---------- DATASET

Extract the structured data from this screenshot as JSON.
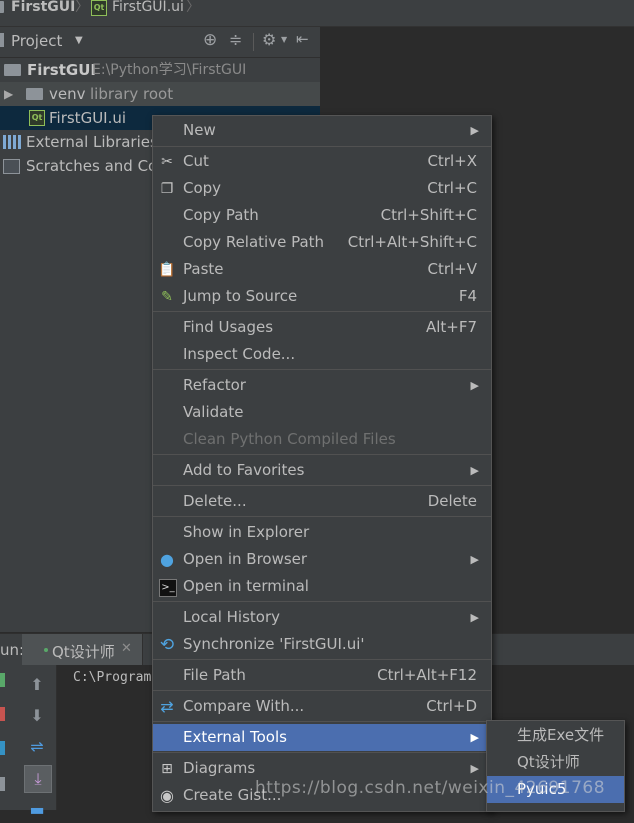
{
  "breadcrumb": {
    "project": "FirstGUI",
    "file": "FirstGUI.ui"
  },
  "project_panel": {
    "title": "Project",
    "tree": [
      {
        "label": "FirstGUI",
        "extra": "E:\\Python学习\\FirstGUI"
      },
      {
        "label": "venv",
        "extra": "library root"
      },
      {
        "label": "FirstGUI.ui",
        "extra": ""
      },
      {
        "label": "External Libraries",
        "extra": ""
      },
      {
        "label": "Scratches and Co",
        "extra": ""
      }
    ]
  },
  "run_panel": {
    "prefix": "un:",
    "tab_label": "Qt设计师",
    "console_text": "C:\\Program"
  },
  "context_menu": {
    "items": [
      {
        "label": "New",
        "shortcut": "",
        "submenu": true
      },
      {
        "label": "Cut",
        "shortcut": "Ctrl+X"
      },
      {
        "label": "Copy",
        "shortcut": "Ctrl+C"
      },
      {
        "label": "Copy Path",
        "shortcut": "Ctrl+Shift+C"
      },
      {
        "label": "Copy Relative Path",
        "shortcut": "Ctrl+Alt+Shift+C"
      },
      {
        "label": "Paste",
        "shortcut": "Ctrl+V"
      },
      {
        "label": "Jump to Source",
        "shortcut": "F4"
      },
      {
        "label": "Find Usages",
        "shortcut": "Alt+F7"
      },
      {
        "label": "Inspect Code...",
        "shortcut": ""
      },
      {
        "label": "Refactor",
        "shortcut": "",
        "submenu": true
      },
      {
        "label": "Validate",
        "shortcut": ""
      },
      {
        "label": "Clean Python Compiled Files",
        "shortcut": "",
        "disabled": true
      },
      {
        "label": "Add to Favorites",
        "shortcut": "",
        "submenu": true
      },
      {
        "label": "Delete...",
        "shortcut": "Delete"
      },
      {
        "label": "Show in Explorer",
        "shortcut": ""
      },
      {
        "label": "Open in Browser",
        "shortcut": "",
        "submenu": true
      },
      {
        "label": "Open in terminal",
        "shortcut": ""
      },
      {
        "label": "Local History",
        "shortcut": "",
        "submenu": true
      },
      {
        "label": "Synchronize 'FirstGUI.ui'",
        "shortcut": ""
      },
      {
        "label": "File Path",
        "shortcut": "Ctrl+Alt+F12"
      },
      {
        "label": "Compare With...",
        "shortcut": "Ctrl+D"
      },
      {
        "label": "External Tools",
        "shortcut": "",
        "submenu": true,
        "active": true
      },
      {
        "label": "Diagrams",
        "shortcut": "",
        "submenu": true
      },
      {
        "label": "Create Gist...",
        "shortcut": ""
      }
    ]
  },
  "submenu": {
    "items": [
      {
        "label": "生成Exe文件"
      },
      {
        "label": "Qt设计师"
      },
      {
        "label": "Pyuic5",
        "active": true
      }
    ]
  },
  "watermark": "https://blog.csdn.net/weixin_42691768",
  "colors": {
    "menu_bg": "#3c3f41",
    "selection": "#4b6eaf",
    "editor_bg": "#2b2b2b"
  }
}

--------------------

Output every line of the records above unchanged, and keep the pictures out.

Extract the structured data from this screenshot as JSON.
{
  "breadcrumb": {
    "project": "FirstGUI",
    "file": "FirstGUI.ui"
  },
  "project_panel": {
    "title": "Project",
    "tree": [
      {
        "label": "FirstGUI",
        "extra": "E:\\Python学习\\FirstGUI"
      },
      {
        "label": "venv",
        "extra": "library root"
      },
      {
        "label": "FirstGUI.ui",
        "extra": ""
      },
      {
        "label": "External Libraries",
        "extra": ""
      },
      {
        "label": "Scratches and Co",
        "extra": ""
      }
    ]
  },
  "run_panel": {
    "prefix": "un:",
    "tab_label": "Qt设计师",
    "console_text": "C:\\Program"
  },
  "context_menu": {
    "items": [
      {
        "label": "New",
        "shortcut": "",
        "submenu": true
      },
      {
        "label": "Cut",
        "shortcut": "Ctrl+X"
      },
      {
        "label": "Copy",
        "shortcut": "Ctrl+C"
      },
      {
        "label": "Copy Path",
        "shortcut": "Ctrl+Shift+C"
      },
      {
        "label": "Copy Relative Path",
        "shortcut": "Ctrl+Alt+Shift+C"
      },
      {
        "label": "Paste",
        "shortcut": "Ctrl+V"
      },
      {
        "label": "Jump to Source",
        "shortcut": "F4"
      },
      {
        "label": "Find Usages",
        "shortcut": "Alt+F7"
      },
      {
        "label": "Inspect Code...",
        "shortcut": ""
      },
      {
        "label": "Refactor",
        "shortcut": "",
        "submenu": true
      },
      {
        "label": "Validate",
        "shortcut": ""
      },
      {
        "label": "Clean Python Compiled Files",
        "shortcut": "",
        "disabled": true
      },
      {
        "label": "Add to Favorites",
        "shortcut": "",
        "submenu": true
      },
      {
        "label": "Delete...",
        "shortcut": "Delete"
      },
      {
        "label": "Show in Explorer",
        "shortcut": ""
      },
      {
        "label": "Open in Browser",
        "shortcut": "",
        "submenu": true
      },
      {
        "label": "Open in terminal",
        "shortcut": ""
      },
      {
        "label": "Local History",
        "shortcut": "",
        "submenu": true
      },
      {
        "label": "Synchronize 'FirstGUI.ui'",
        "shortcut": ""
      },
      {
        "label": "File Path",
        "shortcut": "Ctrl+Alt+F12"
      },
      {
        "label": "Compare With...",
        "shortcut": "Ctrl+D"
      },
      {
        "label": "External Tools",
        "shortcut": "",
        "submenu": true,
        "active": true
      },
      {
        "label": "Diagrams",
        "shortcut": "",
        "submenu": true
      },
      {
        "label": "Create Gist...",
        "shortcut": ""
      }
    ]
  },
  "submenu": {
    "items": [
      {
        "label": "生成Exe文件"
      },
      {
        "label": "Qt设计师"
      },
      {
        "label": "Pyuic5",
        "active": true
      }
    ]
  },
  "watermark": "https://blog.csdn.net/weixin_42691768",
  "colors": {
    "menu_bg": "#3c3f41",
    "selection": "#4b6eaf",
    "editor_bg": "#2b2b2b"
  }
}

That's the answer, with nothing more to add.